## TASK TO COMPLETE
The entries below should appear again in your reply, word for word.

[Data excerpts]
------------------------------

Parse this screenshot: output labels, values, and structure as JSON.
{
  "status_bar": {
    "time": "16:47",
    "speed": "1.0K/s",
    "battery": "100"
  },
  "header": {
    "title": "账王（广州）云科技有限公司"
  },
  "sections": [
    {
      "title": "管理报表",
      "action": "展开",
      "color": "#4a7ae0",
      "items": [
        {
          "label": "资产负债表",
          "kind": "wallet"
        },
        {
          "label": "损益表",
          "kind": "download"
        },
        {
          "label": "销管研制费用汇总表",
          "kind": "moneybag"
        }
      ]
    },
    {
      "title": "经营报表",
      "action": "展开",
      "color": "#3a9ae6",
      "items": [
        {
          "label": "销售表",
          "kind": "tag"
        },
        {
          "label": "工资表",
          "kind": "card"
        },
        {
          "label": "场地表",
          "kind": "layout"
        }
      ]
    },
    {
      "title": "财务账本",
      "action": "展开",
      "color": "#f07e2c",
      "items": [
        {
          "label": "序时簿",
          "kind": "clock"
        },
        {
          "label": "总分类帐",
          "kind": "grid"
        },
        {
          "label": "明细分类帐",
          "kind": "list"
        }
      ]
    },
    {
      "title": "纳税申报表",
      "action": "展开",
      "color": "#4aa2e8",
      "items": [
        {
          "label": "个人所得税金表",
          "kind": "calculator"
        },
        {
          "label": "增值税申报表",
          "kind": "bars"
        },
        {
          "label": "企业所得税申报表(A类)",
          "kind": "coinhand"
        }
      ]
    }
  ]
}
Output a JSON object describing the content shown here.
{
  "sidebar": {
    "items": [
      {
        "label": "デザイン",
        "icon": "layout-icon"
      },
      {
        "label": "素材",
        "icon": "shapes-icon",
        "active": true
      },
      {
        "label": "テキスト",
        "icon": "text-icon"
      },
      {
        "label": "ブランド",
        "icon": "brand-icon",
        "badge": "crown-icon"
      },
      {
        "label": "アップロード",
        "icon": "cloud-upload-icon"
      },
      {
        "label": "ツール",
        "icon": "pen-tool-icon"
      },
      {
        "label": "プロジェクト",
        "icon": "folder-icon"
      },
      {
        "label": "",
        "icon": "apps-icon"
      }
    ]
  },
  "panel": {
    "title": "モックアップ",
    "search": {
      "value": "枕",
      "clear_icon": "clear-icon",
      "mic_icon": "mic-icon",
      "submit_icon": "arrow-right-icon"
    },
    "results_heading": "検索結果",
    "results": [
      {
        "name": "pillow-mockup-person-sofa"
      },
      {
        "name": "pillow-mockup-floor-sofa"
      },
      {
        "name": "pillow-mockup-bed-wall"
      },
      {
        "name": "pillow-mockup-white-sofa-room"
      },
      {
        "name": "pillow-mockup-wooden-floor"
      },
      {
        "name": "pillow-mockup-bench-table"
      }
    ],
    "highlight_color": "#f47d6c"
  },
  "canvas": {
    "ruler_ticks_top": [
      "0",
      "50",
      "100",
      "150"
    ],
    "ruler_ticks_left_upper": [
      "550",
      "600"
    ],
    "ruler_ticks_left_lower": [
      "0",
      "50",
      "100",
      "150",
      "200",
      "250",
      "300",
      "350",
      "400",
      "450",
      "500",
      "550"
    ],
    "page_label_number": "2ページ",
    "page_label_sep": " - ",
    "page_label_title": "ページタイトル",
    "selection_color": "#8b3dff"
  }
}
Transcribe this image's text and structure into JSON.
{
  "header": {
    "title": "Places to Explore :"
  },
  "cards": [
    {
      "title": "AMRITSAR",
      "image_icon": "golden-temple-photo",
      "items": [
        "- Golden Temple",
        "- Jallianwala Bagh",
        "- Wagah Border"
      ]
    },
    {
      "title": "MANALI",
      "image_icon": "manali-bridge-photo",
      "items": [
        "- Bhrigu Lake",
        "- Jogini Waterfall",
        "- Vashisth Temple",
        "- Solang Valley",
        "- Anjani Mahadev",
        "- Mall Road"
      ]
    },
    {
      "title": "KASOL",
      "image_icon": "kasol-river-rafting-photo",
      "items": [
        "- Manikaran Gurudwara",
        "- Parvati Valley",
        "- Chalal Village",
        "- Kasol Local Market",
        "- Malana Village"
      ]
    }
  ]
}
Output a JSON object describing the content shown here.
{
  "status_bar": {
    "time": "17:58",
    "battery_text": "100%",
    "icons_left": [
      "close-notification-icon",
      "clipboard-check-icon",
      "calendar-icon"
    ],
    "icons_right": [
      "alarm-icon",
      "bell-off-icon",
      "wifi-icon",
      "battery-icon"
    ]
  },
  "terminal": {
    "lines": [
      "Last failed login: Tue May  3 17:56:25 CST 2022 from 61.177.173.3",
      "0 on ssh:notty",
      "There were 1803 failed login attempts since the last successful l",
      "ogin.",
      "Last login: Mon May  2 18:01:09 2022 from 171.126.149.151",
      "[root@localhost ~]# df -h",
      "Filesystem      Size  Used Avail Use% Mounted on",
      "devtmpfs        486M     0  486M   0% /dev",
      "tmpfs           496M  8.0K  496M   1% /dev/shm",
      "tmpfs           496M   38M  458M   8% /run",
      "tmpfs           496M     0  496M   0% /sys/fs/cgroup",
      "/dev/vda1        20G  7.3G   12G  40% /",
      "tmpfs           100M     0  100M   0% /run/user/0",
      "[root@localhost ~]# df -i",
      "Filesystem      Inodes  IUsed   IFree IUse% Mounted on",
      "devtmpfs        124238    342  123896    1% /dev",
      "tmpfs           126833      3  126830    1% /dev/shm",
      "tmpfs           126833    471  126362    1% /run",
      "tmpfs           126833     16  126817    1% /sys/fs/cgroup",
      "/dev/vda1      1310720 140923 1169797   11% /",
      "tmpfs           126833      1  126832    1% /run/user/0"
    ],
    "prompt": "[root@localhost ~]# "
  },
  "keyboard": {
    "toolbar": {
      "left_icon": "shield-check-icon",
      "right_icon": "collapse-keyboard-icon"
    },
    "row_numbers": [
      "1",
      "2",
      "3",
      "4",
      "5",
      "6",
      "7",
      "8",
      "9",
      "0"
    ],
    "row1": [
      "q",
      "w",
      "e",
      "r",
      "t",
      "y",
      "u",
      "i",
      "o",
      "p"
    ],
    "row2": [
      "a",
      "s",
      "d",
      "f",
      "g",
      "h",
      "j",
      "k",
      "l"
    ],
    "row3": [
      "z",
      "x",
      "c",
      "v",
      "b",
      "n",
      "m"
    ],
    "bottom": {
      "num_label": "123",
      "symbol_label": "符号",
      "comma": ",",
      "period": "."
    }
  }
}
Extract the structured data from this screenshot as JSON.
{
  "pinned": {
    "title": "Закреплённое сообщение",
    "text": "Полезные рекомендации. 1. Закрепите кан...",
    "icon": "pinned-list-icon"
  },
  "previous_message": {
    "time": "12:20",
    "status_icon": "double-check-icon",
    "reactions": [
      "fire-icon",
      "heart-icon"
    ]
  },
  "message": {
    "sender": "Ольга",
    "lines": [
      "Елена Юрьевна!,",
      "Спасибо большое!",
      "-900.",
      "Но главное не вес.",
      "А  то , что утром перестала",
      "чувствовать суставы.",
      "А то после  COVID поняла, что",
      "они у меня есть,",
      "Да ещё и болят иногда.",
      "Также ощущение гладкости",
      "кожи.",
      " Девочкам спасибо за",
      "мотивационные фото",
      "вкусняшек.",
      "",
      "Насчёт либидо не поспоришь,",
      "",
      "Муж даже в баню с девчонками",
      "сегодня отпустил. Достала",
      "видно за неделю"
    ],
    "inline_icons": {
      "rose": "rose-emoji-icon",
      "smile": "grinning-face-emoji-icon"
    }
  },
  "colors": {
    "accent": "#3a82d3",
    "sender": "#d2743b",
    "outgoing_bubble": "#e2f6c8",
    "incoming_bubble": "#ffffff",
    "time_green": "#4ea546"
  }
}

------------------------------

## YOUR RESPONSE
Parse this screenshot: output labels, values, and structure as JSON.
{
  "status_bar": {
    "time": "16:47",
    "speed": "1.0K/s",
    "battery": "100"
  },
  "header": {
    "title": "账王（广州）云科技有限公司"
  },
  "sections": [
    {
      "title": "管理报表",
      "action": "展开",
      "color": "#4a7ae0",
      "items": [
        {
          "label": "资产负债表",
          "kind": "wallet"
        },
        {
          "label": "损益表",
          "kind": "download"
        },
        {
          "label": "销管研制费用汇总表",
          "kind": "moneybag"
        }
      ]
    },
    {
      "title": "经营报表",
      "action": "展开",
      "color": "#3a9ae6",
      "items": [
        {
          "label": "销售表",
          "kind": "tag"
        },
        {
          "label": "工资表",
          "kind": "card"
        },
        {
          "label": "场地表",
          "kind": "layout"
        }
      ]
    },
    {
      "title": "财务账本",
      "action": "展开",
      "color": "#f07e2c",
      "items": [
        {
          "label": "序时簿",
          "kind": "clock"
        },
        {
          "label": "总分类帐",
          "kind": "grid"
        },
        {
          "label": "明细分类帐",
          "kind": "list"
        }
      ]
    },
    {
      "title": "纳税申报表",
      "action": "展开",
      "color": "#4aa2e8",
      "items": [
        {
          "label": "个人所得税金表",
          "kind": "calculator"
        },
        {
          "label": "增值税申报表",
          "kind": "bars"
        },
        {
          "label": "企业所得税申报表(A类)",
          "kind": "coinhand"
        }
      ]
    }
  ]
}
Output a JSON object describing the content shown here.
{
  "sidebar": {
    "items": [
      {
        "label": "デザイン",
        "icon": "layout-icon"
      },
      {
        "label": "素材",
        "icon": "shapes-icon",
        "active": true
      },
      {
        "label": "テキスト",
        "icon": "text-icon"
      },
      {
        "label": "ブランド",
        "icon": "brand-icon",
        "badge": "crown-icon"
      },
      {
        "label": "アップロード",
        "icon": "cloud-upload-icon"
      },
      {
        "label": "ツール",
        "icon": "pen-tool-icon"
      },
      {
        "label": "プロジェクト",
        "icon": "folder-icon"
      },
      {
        "label": "",
        "icon": "apps-icon"
      }
    ]
  },
  "panel": {
    "title": "モックアップ",
    "search": {
      "value": "枕",
      "clear_icon": "clear-icon",
      "mic_icon": "mic-icon",
      "submit_icon": "arrow-right-icon"
    },
    "results_heading": "検索結果",
    "results": [
      {
        "name": "pillow-mockup-person-sofa"
      },
      {
        "name": "pillow-mockup-floor-sofa"
      },
      {
        "name": "pillow-mockup-bed-wall"
      },
      {
        "name": "pillow-mockup-white-sofa-room"
      },
      {
        "name": "pillow-mockup-wooden-floor"
      },
      {
        "name": "pillow-mockup-bench-table"
      }
    ],
    "highlight_color": "#f47d6c"
  },
  "canvas": {
    "ruler_ticks_top": [
      "0",
      "50",
      "100",
      "150"
    ],
    "ruler_ticks_left_upper": [
      "550",
      "600"
    ],
    "ruler_ticks_left_lower": [
      "0",
      "50",
      "100",
      "150",
      "200",
      "250",
      "300",
      "350",
      "400",
      "450",
      "500",
      "550"
    ],
    "page_label_number": "2ページ",
    "page_label_sep": " - ",
    "page_label_title": "ページタイトル",
    "selection_color": "#8b3dff"
  }
}
Transcribe this image's text and structure into JSON.
{
  "header": {
    "title": "Places to Explore :"
  },
  "cards": [
    {
      "title": "AMRITSAR",
      "image_icon": "golden-temple-photo",
      "items": [
        "- Golden Temple",
        "- Jallianwala Bagh",
        "- Wagah Border"
      ]
    },
    {
      "title": "MANALI",
      "image_icon": "manali-bridge-photo",
      "items": [
        "- Bhrigu Lake",
        "- Jogini Waterfall",
        "- Vashisth Temple",
        "- Solang Valley",
        "- Anjani Mahadev",
        "- Mall Road"
      ]
    },
    {
      "title": "KASOL",
      "image_icon": "kasol-river-rafting-photo",
      "items": [
        "- Manikaran Gurudwara",
        "- Parvati Valley",
        "- Chalal Village",
        "- Kasol Local Market",
        "- Malana Village"
      ]
    }
  ]
}
Output a JSON object describing the content shown here.
{
  "status_bar": {
    "time": "17:58",
    "battery_text": "100%",
    "icons_left": [
      "close-notification-icon",
      "clipboard-check-icon",
      "calendar-icon"
    ],
    "icons_right": [
      "alarm-icon",
      "bell-off-icon",
      "wifi-icon",
      "battery-icon"
    ]
  },
  "terminal": {
    "lines": [
      "Last failed login: Tue May  3 17:56:25 CST 2022 from 61.177.173.3",
      "0 on ssh:notty",
      "There were 1803 failed login attempts since the last successful l",
      "ogin.",
      "Last login: Mon May  2 18:01:09 2022 from 171.126.149.151",
      "[root@localhost ~]# df -h",
      "Filesystem      Size  Used Avail Use% Mounted on",
      "devtmpfs        486M     0  486M   0% /dev",
      "tmpfs           496M  8.0K  496M   1% /dev/shm",
      "tmpfs           496M   38M  458M   8% /run",
      "tmpfs           496M     0  496M   0% /sys/fs/cgroup",
      "/dev/vda1        20G  7.3G   12G  40% /",
      "tmpfs           100M     0  100M   0% /run/user/0",
      "[root@localhost ~]# df -i",
      "Filesystem      Inodes  IUsed   IFree IUse% Mounted on",
      "devtmpfs        124238    342  123896    1% /dev",
      "tmpfs           126833      3  126830    1% /dev/shm",
      "tmpfs           126833    471  126362    1% /run",
      "tmpfs           126833     16  126817    1% /sys/fs/cgroup",
      "/dev/vda1      1310720 140923 1169797   11% /",
      "tmpfs           126833      1  126832    1% /run/user/0"
    ],
    "prompt": "[root@localhost ~]# "
  },
  "keyboard": {
    "toolbar": {
      "left_icon": "shield-check-icon",
      "right_icon": "collapse-keyboard-icon"
    },
    "row_numbers": [
      "1",
      "2",
      "3",
      "4",
      "5",
      "6",
      "7",
      "8",
      "9",
      "0"
    ],
    "row1": [
      "q",
      "w",
      "e",
      "r",
      "t",
      "y",
      "u",
      "i",
      "o",
      "p"
    ],
    "row2": [
      "a",
      "s",
      "d",
      "f",
      "g",
      "h",
      "j",
      "k",
      "l"
    ],
    "row3": [
      "z",
      "x",
      "c",
      "v",
      "b",
      "n",
      "m"
    ],
    "bottom": {
      "num_label": "123",
      "symbol_label": "符号",
      "comma": ",",
      "period": "."
    }
  }
}
Extract the structured data from this screenshot as JSON.
{
  "pinned": {
    "title": "Закреплённое сообщение",
    "text": "Полезные рекомендации. 1. Закрепите кан...",
    "icon": "pinned-list-icon"
  },
  "previous_message": {
    "time": "12:20",
    "status_icon": "double-check-icon",
    "reactions": [
      "fire-icon",
      "heart-icon"
    ]
  },
  "message": {
    "sender": "Ольга",
    "lines": [
      "Елена Юрьевна!,",
      "Спасибо большое!",
      "-900.",
      "Но главное не вес.",
      "А  то , что утром перестала",
      "чувствовать суставы.",
      "А то после  COVID поняла, что",
      "они у меня есть,",
      "Да ещё и болят иногда.",
      "Также ощущение гладкости",
      "кожи.",
      " Девочкам спасибо за",
      "мотивационные фото",
      "вкусняшек.",
      "",
      "Насчёт либидо не поспоришь,",
      "",
      "Муж даже в баню с девчонками",
      "сегодня отпустил. Достала",
      "видно за неделю"
    ],
    "inline_icons": {
      "rose": "rose-emoji-icon",
      "smile": "grinning-face-emoji-icon"
    }
  },
  "colors": {
    "accent": "#3a82d3",
    "sender": "#d2743b",
    "outgoing_bubble": "#e2f6c8",
    "incoming_bubble": "#ffffff",
    "time_green": "#4ea546"
  }
}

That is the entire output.